    • feeling sick – it may help if you stick to simple meals and don't eat rich or spicy food. If this doesn't help, talk to your doctor.
    • diarrhoea and vomiting – drink plenty of water if you have diarrhoea or are vomiting, and have small, frequent sips. It may also help to take oral rehydration solutions. You can buy these from a pharmacy or supermarket to prevent dehydration. Don't take any other medicines to treat diarrhoea or vomiting without speaking to a pharmacist or doctor. Tell your doctor straight away if you have blood in your vomit.
    • constipation – if you have constipation, eat more high-fibre foods, such as fresh fruit and vegetables and cereals, and drink plenty of water. Also exercise more regularly by going for a daily walk or run, for example. If this doesn't help, talk to your pharmacist or doctor.
    • wind – too much wind (flatulence) can usually be reduced by changing your diet and lifestyle, such as not eating foods that cause wind (like pulses, lentils, beans and onions), eating smaller meals, eating and drinking slowly, and exercising regularly. You can also buy medicines that help with wind, such as charcoal tablets or simethicone, from a shop or supermarket.
    • skin being sensitive to sunlight – stay out of bright sun and use a high factor sun cream (SPF 15 or above) even on cloudy days. Don't use a sunlamp or sunbeds.
  7. Pregnancy and breastfeeding
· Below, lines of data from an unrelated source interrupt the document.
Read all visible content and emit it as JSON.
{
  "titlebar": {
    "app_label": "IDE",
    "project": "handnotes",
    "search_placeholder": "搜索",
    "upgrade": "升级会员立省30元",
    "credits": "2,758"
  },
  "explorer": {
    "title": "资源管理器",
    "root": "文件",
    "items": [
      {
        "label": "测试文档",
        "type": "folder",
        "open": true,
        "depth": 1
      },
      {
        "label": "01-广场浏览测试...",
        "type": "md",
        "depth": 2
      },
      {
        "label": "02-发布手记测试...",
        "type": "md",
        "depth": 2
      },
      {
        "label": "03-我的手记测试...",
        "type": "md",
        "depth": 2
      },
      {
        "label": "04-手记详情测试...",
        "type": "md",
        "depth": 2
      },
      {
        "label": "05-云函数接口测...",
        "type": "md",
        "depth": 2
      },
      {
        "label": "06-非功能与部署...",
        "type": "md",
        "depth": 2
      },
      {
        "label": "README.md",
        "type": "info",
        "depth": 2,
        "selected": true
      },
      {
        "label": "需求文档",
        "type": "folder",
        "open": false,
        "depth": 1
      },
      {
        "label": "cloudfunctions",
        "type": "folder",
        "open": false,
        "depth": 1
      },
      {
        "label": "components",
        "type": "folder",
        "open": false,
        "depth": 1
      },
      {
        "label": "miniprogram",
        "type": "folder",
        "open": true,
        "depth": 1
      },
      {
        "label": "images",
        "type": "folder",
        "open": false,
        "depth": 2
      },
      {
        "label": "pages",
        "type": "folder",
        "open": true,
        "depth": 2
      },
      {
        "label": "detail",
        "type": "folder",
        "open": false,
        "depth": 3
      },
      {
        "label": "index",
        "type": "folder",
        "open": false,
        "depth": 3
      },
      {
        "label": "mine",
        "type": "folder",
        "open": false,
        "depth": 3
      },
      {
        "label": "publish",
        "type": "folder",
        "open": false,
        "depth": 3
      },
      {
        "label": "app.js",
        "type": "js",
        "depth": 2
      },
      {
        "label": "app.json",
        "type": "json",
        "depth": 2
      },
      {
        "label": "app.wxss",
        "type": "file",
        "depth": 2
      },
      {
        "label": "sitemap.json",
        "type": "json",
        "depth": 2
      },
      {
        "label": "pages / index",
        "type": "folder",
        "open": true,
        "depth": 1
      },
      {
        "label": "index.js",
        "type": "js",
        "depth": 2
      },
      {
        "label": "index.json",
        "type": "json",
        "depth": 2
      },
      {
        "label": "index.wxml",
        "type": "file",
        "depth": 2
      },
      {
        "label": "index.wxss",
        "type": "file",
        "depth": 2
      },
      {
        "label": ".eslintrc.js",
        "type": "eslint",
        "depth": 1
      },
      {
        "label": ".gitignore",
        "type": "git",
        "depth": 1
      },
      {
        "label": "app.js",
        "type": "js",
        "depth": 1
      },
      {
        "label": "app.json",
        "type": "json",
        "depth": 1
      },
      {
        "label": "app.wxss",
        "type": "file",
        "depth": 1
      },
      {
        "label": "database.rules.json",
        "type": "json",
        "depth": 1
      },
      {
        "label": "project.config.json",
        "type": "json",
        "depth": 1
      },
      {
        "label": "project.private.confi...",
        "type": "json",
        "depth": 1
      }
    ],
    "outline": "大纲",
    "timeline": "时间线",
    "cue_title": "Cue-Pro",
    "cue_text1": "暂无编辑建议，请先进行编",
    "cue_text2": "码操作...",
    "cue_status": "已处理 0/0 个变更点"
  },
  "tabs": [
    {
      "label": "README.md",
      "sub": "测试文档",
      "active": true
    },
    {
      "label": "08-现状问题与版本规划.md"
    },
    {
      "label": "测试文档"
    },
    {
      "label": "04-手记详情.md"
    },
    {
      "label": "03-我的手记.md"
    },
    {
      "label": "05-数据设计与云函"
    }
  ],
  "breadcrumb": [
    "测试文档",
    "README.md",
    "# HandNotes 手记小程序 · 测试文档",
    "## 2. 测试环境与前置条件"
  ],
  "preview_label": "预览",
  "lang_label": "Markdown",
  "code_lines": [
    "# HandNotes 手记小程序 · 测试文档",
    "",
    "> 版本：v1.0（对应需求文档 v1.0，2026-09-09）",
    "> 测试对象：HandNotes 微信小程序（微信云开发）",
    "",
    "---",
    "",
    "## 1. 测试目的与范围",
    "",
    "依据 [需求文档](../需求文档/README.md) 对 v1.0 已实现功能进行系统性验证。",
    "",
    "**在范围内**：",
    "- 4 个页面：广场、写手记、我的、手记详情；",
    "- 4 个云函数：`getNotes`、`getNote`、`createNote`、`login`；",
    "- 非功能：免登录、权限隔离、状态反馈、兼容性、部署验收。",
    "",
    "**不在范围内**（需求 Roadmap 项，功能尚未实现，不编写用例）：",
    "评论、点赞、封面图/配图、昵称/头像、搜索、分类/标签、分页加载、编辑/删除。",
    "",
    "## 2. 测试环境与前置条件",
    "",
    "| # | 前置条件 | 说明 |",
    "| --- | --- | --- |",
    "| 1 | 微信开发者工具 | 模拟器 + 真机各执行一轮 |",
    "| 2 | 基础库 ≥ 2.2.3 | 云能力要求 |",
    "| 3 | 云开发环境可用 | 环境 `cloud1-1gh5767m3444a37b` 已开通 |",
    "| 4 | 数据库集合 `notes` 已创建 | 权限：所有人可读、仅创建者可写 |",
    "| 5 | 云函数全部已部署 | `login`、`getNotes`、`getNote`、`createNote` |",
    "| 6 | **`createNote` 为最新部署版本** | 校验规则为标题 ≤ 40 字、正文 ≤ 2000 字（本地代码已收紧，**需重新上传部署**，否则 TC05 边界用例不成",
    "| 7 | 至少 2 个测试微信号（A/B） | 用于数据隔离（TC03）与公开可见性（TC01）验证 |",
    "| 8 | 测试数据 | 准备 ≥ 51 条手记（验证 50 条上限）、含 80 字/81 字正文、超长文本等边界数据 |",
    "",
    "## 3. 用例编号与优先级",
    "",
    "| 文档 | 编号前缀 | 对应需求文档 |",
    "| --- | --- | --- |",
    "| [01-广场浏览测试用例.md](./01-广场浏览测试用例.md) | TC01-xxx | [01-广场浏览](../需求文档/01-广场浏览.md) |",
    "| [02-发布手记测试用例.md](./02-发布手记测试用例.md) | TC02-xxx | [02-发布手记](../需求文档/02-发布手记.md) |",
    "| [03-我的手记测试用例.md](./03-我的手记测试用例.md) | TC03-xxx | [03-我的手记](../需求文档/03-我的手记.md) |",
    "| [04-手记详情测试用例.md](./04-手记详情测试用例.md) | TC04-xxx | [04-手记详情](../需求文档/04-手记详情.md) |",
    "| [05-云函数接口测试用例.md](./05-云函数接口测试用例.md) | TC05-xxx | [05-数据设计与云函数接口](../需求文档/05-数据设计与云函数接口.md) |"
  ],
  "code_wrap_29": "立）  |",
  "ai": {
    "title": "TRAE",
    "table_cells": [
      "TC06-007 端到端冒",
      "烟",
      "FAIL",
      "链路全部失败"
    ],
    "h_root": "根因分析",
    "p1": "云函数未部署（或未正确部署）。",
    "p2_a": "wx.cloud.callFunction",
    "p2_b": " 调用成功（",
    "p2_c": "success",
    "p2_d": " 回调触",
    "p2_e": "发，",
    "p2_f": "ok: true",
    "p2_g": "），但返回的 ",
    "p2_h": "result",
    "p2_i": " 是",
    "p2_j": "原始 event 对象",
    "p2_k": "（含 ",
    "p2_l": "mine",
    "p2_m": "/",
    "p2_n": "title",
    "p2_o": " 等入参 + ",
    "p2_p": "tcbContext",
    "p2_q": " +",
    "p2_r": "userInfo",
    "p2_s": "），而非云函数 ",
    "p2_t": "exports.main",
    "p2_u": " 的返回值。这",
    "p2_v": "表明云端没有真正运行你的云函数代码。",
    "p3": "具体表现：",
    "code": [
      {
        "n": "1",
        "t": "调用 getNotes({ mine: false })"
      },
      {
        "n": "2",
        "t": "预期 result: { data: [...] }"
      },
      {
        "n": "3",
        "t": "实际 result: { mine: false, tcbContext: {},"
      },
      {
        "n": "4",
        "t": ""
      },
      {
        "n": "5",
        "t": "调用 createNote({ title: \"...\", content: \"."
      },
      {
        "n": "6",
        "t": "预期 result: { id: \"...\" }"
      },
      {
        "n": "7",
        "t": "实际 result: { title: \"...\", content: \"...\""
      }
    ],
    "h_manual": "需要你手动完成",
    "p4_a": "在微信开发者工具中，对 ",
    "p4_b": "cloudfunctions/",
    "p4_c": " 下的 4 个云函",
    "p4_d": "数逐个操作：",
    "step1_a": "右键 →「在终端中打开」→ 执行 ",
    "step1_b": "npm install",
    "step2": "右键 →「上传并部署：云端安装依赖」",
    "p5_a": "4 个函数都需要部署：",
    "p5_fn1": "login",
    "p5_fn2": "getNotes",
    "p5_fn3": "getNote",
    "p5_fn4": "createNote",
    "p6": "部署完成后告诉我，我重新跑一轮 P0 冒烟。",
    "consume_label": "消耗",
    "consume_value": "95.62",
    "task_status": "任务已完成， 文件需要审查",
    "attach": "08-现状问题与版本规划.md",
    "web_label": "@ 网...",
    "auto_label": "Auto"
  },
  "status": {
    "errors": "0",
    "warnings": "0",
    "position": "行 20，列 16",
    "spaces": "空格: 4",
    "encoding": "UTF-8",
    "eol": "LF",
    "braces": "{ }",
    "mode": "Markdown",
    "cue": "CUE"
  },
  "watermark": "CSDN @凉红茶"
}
    Naproxen isn't normally recommended in pregnancy - especially if you're 30 or more weeks - unless it's prescribed by a doctor. This is because there might be a link between taking naproxen in pregnancy and some birth defects, in particular damage to the baby's heart and blood vessels.

    There may also be a link between taking naproxen in early pregnancy and miscarriage. 

    Talk to your doctor about the benefits and possible harms of taking naproxen. It will depend on how many weeks pregnant you are and the reason you need to take the medicine. There may be other treatments that are safer for you.

    Paracetamol is usually recommended as the first choice of painkiller for pregnant women.

    Naproxen and breastfeeding

    Naproxen isn't usually recommended during breastfeeding. Other anti-inflammatory medicines, such as ibuprofen, are safer.

    However, if your baby is premature, had a low birth weight, or has an underlying medical condition, talk to your doctor before taking any painkillers.

    Tell your doctor if you're trying to get pregnant, are already pregnant or if you're breastfeeding.

  8. Cautions with other medicines

    There are some medicines that interfere with the way naproxen works. Tell your doctor if you're taking: 

    • other anti-inflammatory medicines, such as aspirin or ibuprofen
    • medicines that thin the blood, such as warfarin or rivaroxaban
    • steroids, such as prednisolone
    • water tablets, such as furosemide
    • medicines used to treat heart problems and high blood pressure
    • antidepressants, such as citalopram
    • medicine used to treat rheumatoid arthritis, such as methotrexate

    Tell your doctor and pharmacist if you're taking any other medicines, including herbal remedies and supplements.

  9. Common questions

Back to top